## HOW TO COMPLETE THIS TASK:
This exercise asks for every line of the material that includes the word "coin".

[Opening TASK DATA section]

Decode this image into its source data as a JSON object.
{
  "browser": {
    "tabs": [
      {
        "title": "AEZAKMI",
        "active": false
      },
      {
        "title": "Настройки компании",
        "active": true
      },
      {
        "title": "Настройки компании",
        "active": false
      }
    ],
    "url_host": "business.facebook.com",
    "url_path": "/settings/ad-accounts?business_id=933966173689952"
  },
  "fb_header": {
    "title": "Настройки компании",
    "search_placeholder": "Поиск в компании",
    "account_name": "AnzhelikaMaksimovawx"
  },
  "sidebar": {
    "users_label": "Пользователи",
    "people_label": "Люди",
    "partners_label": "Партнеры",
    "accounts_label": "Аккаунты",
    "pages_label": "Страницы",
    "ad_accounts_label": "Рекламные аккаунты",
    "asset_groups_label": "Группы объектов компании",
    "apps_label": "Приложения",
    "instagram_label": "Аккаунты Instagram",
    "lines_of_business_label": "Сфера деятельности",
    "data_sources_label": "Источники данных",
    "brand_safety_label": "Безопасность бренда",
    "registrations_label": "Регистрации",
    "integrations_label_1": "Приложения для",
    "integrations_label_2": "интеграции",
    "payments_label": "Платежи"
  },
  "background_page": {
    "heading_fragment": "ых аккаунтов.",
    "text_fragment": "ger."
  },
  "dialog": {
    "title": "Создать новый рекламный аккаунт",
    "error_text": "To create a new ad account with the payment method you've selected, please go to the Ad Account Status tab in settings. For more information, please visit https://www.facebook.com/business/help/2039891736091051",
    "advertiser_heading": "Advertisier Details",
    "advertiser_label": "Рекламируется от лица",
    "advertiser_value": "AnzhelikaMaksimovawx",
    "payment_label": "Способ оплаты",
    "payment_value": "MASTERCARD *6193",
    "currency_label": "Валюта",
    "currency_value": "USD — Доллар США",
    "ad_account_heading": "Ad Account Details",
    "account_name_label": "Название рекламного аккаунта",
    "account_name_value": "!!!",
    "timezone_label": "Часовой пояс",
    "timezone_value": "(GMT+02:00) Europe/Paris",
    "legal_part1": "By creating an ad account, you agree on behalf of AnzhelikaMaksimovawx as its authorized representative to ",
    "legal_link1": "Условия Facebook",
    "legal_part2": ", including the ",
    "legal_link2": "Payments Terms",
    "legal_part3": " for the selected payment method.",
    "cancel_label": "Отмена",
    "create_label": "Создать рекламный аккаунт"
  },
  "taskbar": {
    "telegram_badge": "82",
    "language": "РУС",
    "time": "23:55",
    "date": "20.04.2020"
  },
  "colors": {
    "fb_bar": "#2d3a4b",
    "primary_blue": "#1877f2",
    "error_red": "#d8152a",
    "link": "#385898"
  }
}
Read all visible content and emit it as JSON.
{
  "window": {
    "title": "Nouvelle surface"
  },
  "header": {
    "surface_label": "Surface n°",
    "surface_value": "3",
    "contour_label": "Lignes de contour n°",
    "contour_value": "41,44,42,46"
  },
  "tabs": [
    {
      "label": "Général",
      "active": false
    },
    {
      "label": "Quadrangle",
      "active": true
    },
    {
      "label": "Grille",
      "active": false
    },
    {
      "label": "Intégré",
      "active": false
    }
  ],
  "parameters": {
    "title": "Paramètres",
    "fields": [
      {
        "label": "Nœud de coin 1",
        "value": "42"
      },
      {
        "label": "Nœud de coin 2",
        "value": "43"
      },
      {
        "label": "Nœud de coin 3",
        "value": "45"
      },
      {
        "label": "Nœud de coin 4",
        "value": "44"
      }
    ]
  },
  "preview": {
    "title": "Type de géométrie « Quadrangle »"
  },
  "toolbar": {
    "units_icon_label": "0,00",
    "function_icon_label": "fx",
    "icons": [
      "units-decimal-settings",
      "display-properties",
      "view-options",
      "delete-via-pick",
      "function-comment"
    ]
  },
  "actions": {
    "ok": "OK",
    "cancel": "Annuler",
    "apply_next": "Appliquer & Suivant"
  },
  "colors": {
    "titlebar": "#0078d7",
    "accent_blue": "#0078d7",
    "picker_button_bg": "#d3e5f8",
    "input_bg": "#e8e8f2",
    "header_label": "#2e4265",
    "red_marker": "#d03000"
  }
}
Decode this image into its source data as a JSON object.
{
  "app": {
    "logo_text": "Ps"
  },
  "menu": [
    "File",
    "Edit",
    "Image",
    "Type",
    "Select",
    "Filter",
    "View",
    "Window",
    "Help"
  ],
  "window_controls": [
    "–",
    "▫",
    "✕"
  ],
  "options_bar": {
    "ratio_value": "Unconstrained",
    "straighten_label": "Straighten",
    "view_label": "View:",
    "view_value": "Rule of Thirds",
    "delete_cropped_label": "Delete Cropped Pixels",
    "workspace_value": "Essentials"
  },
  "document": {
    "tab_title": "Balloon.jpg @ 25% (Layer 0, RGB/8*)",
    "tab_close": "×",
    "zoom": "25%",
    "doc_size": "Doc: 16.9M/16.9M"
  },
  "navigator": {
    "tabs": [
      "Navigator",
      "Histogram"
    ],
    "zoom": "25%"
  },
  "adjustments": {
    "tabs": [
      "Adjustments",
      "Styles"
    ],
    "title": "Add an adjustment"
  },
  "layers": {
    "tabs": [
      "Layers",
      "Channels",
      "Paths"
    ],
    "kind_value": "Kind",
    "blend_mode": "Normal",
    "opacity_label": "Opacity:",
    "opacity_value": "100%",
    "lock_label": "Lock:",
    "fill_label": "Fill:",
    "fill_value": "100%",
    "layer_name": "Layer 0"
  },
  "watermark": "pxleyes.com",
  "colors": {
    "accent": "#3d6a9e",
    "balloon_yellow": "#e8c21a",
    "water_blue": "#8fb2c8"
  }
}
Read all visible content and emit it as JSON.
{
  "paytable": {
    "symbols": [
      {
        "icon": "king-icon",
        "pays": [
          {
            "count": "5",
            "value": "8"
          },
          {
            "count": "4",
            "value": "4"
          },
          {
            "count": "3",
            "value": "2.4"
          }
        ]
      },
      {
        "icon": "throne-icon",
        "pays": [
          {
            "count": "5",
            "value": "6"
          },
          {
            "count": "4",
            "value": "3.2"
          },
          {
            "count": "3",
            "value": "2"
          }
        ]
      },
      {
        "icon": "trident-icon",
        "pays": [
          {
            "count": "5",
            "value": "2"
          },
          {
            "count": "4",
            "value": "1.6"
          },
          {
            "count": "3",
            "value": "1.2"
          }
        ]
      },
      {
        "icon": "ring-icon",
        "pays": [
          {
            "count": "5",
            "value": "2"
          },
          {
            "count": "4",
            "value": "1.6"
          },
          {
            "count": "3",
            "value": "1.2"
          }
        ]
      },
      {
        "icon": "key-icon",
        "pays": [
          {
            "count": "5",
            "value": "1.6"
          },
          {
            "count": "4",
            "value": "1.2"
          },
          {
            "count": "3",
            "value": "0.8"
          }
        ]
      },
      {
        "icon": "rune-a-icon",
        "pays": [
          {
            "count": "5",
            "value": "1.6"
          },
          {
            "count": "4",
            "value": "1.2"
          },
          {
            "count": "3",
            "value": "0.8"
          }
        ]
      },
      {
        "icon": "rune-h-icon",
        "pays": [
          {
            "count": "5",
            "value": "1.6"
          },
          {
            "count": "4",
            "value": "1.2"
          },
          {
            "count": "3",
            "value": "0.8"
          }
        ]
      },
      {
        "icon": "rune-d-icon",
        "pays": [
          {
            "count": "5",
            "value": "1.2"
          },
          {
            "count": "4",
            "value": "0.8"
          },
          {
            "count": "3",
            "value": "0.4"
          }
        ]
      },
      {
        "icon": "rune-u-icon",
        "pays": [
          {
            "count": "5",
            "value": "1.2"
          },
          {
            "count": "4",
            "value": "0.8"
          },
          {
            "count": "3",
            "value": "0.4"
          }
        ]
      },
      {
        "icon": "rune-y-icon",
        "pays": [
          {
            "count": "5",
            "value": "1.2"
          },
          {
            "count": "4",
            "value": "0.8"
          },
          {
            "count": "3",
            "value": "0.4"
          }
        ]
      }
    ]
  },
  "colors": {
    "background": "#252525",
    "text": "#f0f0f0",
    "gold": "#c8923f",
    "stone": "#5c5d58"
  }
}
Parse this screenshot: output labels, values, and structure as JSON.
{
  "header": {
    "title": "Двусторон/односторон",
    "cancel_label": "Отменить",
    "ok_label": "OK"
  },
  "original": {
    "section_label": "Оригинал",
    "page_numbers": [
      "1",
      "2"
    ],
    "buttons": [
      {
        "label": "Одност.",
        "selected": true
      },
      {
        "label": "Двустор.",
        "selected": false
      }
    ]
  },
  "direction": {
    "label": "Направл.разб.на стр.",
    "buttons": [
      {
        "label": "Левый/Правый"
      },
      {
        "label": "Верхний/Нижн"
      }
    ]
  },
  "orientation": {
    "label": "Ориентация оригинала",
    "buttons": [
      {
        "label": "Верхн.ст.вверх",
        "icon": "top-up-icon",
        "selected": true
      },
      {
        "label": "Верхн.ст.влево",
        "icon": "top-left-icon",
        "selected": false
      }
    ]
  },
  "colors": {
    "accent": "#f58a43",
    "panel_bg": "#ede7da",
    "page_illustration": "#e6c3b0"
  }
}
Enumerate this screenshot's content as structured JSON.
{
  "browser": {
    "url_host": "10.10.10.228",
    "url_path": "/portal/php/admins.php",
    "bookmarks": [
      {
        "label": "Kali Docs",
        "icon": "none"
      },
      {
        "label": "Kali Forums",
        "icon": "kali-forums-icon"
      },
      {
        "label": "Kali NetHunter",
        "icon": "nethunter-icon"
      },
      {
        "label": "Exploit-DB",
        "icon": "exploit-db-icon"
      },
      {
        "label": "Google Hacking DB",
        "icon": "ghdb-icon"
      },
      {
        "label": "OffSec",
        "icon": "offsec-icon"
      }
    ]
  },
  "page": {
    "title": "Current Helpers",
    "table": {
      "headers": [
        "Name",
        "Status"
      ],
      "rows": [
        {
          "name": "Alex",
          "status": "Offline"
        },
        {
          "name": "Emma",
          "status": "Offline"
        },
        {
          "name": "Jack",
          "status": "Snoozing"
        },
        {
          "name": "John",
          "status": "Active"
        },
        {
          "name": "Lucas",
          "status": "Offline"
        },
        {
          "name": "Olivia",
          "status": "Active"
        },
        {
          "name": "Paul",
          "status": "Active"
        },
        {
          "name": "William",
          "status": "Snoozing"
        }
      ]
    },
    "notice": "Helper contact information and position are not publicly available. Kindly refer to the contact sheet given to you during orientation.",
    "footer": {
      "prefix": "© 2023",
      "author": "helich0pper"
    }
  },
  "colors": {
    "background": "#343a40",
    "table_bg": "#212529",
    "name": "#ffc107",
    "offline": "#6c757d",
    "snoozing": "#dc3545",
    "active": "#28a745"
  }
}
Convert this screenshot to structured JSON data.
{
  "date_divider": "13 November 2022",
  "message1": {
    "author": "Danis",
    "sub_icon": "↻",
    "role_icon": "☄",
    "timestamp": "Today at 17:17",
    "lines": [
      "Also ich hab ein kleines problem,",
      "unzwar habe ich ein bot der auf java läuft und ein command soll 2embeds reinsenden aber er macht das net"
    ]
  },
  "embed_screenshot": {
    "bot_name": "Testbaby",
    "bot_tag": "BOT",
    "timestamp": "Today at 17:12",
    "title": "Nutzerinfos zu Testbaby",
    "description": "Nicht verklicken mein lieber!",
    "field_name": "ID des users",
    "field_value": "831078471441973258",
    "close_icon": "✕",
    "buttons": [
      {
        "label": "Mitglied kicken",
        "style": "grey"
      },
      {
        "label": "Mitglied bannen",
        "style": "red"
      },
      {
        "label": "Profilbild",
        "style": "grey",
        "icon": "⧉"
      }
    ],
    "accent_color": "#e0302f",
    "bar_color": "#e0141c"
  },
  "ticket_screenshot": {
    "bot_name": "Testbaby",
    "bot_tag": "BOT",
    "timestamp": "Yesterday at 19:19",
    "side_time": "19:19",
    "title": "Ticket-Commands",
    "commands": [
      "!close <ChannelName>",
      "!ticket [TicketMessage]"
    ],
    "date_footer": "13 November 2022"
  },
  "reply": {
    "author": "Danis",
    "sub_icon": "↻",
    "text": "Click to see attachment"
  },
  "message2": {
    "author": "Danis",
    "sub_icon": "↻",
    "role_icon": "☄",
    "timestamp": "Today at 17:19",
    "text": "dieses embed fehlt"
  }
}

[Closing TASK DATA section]

## TASK SOLUTION:
        "label": "Nœud de coin 1",
        "label": "Nœud de coin 2",
        "label": "Nœud de coin 3",
        "label": "Nœud de coin 4",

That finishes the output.